Yom Kippur, the Day of Atonement and the holiest day of the Jewish year, occurred this weekend. On this day, you refrain from eating and drinking for approximately 25 hours (or 25 & 1/2 hours if the rabbi ends services a little late on Saturday night). This is also the only time of year where I go on media lock down meaning no internet, TV, phone, radio, music, etc. While I'd like to be one of those people who writes how refreshing it is to live without these modern-day items we take for granted, I rely on all of this during the day.
Anyway, I don't need to tell you the importance sports plays in the United States and around the world. So what happens when sports, particularly in Alabama on a college football Saturday, coincides with Yom Kippur? This:
As a bit of a tangent, when I first moved to Northern Virginia, I attended Yom Kippur services at George Mason University. Although I didn't know anyone, I naturally talked with some of the folks sitting around me. When I mentioned to one guy that I was from Pittsburgh, he said sorry about last night referring to a Sunday night football game between the Steelers and either the Browns or Bengals. Per my no TV on Yom Kippur policy, I had recorded the game on my VCR (yes, VCR) to watch after the holiday concluded.
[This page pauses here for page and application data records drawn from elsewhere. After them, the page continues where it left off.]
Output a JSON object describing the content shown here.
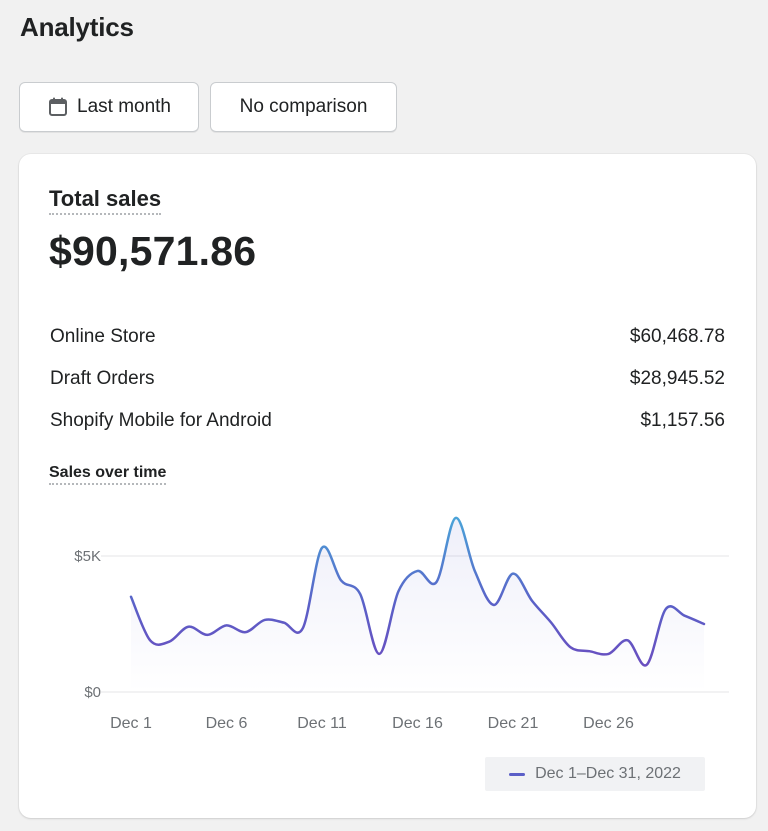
{
  "page": {
    "title": "Analytics"
  },
  "filters": {
    "date_range_label": "Last month",
    "date_icon": "calendar-icon",
    "comparison_label": "No comparison"
  },
  "card": {
    "title": "Total sales",
    "total_value": "$90,571.86",
    "breakdown": [
      {
        "label": "Online Store",
        "value": "$60,468.78"
      },
      {
        "label": "Draft Orders",
        "value": "$28,945.52"
      },
      {
        "label": "Shopify Mobile for Android",
        "value": "$1,157.56"
      }
    ],
    "chart_title": "Sales over time"
  },
  "chart_data": {
    "type": "line",
    "title": "Sales over time",
    "ylim": [
      0,
      5000
    ],
    "yticks": [
      {
        "value": 0,
        "label": "$0"
      },
      {
        "value": 5000,
        "label": "$5K"
      }
    ],
    "x": [
      "Dec 1",
      "Dec 2",
      "Dec 3",
      "Dec 4",
      "Dec 5",
      "Dec 6",
      "Dec 7",
      "Dec 8",
      "Dec 9",
      "Dec 10",
      "Dec 11",
      "Dec 12",
      "Dec 13",
      "Dec 14",
      "Dec 15",
      "Dec 16",
      "Dec 17",
      "Dec 18",
      "Dec 19",
      "Dec 20",
      "Dec 21",
      "Dec 22",
      "Dec 23",
      "Dec 24",
      "Dec 25",
      "Dec 26",
      "Dec 27",
      "Dec 28",
      "Dec 29",
      "Dec 30",
      "Dec 31"
    ],
    "xtick_labels": [
      "Dec 1",
      "Dec 6",
      "Dec 11",
      "Dec 16",
      "Dec 21",
      "Dec 26"
    ],
    "series": [
      {
        "name": "Dec 1–Dec 31, 2022",
        "color": "#5b5fc7",
        "values": [
          3500,
          1900,
          1850,
          2400,
          2100,
          2450,
          2200,
          2650,
          2550,
          2350,
          5300,
          4100,
          3600,
          1400,
          3700,
          4450,
          4050,
          6400,
          4450,
          3200,
          4350,
          3350,
          2550,
          1650,
          1500,
          1400,
          1900,
          1000,
          3050,
          2800,
          2500
        ]
      }
    ],
    "legend": {
      "position": "bottom-right",
      "label": "Dec 1–Dec 31, 2022"
    },
    "grid": true
  }
}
I was not thrilled by learning the outcome of the game (and by the result), so I can see where the Alabama synagogue is coming from with this announcement. Of course, the last sentence is a bit much.